The show arose out of a campus controversy last year. During senior critiques, a student illustrator presented images of and references to women that were considered offensive. "They were exploiting female sexuality," Gladwell said.
A lively discussion on campus gave way to a angrier discussion online. "It got less academic and more, I guess you could say, guttural, involving memes," Gladwell said. "We thought, are we really still doing this in the 21st century?"
That contentious atmosphere was remembered in the aftermath of the presidential election. This inspired Gladwell and Greenberg to create an exhibit of work in which female artists could define themselves, and male artists sympathetic to feminism contribute artwork showing their own visions of womanhood.
The curators included artists of diverse racial and gender identities. "Feminism in its early stages — the first movement, the second movement — was predominantly white, heterosexual, middle- and upper-class women," Greenberg said. Gladwell added "I think we're entering a third wave. Feminism is anti-oppression of many people."
Feminism, as seen in the exhibit, also re-examines what it is to be a woman. Lissa Rivera's photographic model wears beautiful dresses, posing uncomfortably, arms clasped together. On close examination, one sees the model is a man.
Hank Willis Thomas' photograph shows a beautiful woman in a spaceman's helmet, looming over the lunar surface and surrounded by beauty products. The title, "One Tiny Little Step," indicates that no matter what great feats are accomplished by a woman, society still expects her to look beautiful.

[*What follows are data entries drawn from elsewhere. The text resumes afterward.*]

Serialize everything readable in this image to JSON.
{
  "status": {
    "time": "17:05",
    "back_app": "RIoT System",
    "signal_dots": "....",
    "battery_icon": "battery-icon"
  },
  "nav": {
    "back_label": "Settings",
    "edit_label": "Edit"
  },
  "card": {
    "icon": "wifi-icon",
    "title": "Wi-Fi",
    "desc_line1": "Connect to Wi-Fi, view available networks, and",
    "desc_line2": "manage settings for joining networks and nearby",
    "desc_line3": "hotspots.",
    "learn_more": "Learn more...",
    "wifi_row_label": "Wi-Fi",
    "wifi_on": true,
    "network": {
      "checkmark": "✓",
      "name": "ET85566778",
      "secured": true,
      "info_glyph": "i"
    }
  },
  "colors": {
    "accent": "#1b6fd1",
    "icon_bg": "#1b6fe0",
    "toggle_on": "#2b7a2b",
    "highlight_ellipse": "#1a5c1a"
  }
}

Judy Cotton throws off that expectation with her painting "Jill Ker Conway After Rafael's St. Michael," which depicts Smith College's first female president dressed as a knight in armor, sword raised, shield in hand, wings on her back, ready to do battle.
Siona Benjamin, who grew up Jewish in India, borrows from traditional Indian folklore to depict a female winged sprite, defying gravity and facing off against animals and the elements.
Some artworks use humor to depict the female experience. Dotty Attie's "Contortion" plays on that old "mom" saying "if you keep doing that, you'll get stuck that way." Ella Tulin's sculpture "Rodica" has three parts: a petite head, arms and torso and two chunky legs. "This is every woman's view of her thighs," Greenberg said. Joyce Kozloff changes the names of Parisian streets named after men, giving them names of notable women. Robert Kushner's piece isn't intentionally funny but its inclusion is ironic. Kushner paints floral subjects, traditionally seen as women's artwork.
Marilyn Minter's video "Smash" is particularly fascinating. It depicts a woman's feet in spike-heeled, jeweled shoes, splashing through filthy puddles and smashing through a glass wall.
"FEMALE\FEMINIST 2017" is at Lyme Academy College of Fine Arts, 84 Lyme St. in Old Lyme, until Nov. 4. A panel discussion will be held Oct. 12 at 5 p.m. moderated by Patricia Hickson, curator of contemporary art at Wadsworth Atheneum in Hartford. lymeacademy.edu.